Identify every line in the records below that contains the word "true", and copy each of those lines.

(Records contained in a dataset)
——
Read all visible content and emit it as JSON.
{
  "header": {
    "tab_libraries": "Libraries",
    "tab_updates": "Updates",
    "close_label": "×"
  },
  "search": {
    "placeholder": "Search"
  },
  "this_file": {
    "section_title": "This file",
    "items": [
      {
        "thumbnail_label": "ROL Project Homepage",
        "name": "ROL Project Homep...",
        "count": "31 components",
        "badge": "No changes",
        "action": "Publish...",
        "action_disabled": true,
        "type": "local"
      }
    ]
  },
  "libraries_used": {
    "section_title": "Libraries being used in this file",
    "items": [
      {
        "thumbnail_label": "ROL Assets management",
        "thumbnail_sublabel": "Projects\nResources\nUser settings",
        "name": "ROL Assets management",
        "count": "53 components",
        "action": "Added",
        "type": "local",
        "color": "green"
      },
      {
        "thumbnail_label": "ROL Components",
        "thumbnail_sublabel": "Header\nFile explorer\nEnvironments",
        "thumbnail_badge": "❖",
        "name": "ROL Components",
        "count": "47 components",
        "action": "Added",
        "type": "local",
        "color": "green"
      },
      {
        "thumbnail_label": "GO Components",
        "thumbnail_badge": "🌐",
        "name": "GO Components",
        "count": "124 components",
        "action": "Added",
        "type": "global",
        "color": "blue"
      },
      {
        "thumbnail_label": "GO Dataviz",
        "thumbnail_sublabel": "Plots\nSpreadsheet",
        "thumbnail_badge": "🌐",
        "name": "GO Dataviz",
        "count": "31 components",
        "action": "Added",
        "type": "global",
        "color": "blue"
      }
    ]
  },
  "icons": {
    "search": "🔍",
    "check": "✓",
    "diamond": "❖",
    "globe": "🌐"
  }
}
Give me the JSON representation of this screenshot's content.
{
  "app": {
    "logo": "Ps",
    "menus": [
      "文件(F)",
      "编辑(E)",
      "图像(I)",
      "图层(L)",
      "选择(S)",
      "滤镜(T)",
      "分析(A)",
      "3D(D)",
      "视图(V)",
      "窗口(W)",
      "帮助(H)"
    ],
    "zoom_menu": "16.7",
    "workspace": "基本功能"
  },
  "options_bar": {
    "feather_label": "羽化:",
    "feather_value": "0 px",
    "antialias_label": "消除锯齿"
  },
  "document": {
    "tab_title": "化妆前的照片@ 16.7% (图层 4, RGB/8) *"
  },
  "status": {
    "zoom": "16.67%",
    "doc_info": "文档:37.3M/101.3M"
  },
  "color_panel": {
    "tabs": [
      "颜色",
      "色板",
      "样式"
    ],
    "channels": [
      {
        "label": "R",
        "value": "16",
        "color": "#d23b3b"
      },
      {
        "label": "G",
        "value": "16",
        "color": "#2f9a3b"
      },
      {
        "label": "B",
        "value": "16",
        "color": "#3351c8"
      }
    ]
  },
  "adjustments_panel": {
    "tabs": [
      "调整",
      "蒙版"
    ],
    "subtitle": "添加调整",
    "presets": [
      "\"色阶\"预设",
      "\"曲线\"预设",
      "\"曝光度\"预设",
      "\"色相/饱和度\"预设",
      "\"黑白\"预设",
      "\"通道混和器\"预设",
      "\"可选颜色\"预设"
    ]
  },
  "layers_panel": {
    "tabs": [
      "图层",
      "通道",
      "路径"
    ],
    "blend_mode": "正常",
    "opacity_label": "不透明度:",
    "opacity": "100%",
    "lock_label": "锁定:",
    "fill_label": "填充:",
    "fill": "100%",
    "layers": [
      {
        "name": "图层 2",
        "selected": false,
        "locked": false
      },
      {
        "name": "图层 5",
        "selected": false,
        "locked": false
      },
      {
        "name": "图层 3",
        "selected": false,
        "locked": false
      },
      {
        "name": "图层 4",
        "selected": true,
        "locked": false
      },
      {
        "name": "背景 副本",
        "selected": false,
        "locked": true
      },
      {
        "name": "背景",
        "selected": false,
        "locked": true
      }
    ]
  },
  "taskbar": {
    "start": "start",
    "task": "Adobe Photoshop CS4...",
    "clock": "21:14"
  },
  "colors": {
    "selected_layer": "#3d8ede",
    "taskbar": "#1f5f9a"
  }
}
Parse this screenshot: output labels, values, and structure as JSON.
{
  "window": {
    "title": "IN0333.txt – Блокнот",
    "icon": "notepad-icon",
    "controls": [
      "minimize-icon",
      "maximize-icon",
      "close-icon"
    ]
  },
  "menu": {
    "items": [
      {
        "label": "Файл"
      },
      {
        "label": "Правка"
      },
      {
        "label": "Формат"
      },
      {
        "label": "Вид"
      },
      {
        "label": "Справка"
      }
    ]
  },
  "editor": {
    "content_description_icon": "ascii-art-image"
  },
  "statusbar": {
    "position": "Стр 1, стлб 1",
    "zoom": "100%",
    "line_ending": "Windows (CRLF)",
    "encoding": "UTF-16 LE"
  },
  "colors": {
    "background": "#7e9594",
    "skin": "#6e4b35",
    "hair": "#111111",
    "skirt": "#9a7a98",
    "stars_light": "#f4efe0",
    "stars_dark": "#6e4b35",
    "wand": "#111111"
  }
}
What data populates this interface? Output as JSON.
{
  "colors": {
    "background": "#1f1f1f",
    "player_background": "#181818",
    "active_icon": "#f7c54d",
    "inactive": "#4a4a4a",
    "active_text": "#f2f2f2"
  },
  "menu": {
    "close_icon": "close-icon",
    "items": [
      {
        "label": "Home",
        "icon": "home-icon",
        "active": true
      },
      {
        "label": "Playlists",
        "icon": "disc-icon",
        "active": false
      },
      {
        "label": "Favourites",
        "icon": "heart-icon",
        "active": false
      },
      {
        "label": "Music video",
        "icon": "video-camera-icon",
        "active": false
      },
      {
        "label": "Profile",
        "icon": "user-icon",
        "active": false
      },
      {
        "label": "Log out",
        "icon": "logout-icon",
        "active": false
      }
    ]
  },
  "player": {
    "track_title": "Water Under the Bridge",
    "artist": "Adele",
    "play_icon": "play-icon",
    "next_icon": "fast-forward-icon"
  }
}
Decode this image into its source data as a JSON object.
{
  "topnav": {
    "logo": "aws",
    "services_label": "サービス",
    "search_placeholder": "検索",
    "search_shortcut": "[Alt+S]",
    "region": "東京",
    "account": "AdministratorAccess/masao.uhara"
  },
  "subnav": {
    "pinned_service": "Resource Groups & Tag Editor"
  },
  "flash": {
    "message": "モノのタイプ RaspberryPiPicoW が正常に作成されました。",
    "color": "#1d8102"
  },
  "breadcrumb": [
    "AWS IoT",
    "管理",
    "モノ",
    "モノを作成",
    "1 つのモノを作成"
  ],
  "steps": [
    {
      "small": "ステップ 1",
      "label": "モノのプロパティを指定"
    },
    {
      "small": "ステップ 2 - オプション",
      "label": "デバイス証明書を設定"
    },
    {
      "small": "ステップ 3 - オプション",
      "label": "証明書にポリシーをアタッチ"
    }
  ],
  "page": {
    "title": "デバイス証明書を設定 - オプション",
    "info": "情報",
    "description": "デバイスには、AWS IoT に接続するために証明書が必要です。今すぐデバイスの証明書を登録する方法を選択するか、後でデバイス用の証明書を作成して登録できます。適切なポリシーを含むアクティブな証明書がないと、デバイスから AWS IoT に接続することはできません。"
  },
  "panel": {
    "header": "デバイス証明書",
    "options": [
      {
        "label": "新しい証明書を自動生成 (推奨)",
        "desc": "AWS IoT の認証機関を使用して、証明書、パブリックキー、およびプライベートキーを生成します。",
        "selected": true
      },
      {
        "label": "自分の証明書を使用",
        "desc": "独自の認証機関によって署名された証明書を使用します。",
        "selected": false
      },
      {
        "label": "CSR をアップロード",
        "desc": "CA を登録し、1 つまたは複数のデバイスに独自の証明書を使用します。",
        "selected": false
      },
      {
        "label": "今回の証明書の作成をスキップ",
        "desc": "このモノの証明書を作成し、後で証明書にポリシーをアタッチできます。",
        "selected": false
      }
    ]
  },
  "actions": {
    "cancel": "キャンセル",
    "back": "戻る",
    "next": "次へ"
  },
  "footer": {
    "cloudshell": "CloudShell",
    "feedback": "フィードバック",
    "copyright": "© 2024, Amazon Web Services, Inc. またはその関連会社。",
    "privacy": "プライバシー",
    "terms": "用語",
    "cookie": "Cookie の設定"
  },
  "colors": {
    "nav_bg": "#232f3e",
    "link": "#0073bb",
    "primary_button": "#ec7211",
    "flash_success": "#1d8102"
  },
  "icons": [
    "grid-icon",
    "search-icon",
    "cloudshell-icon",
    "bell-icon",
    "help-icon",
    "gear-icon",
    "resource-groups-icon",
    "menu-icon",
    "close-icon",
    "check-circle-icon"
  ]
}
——
▶ TASK RESULT:
        "action_disabled": true,
        "selected": true,
        "locked": true
        "locked": true
        "active": true
        "selected": true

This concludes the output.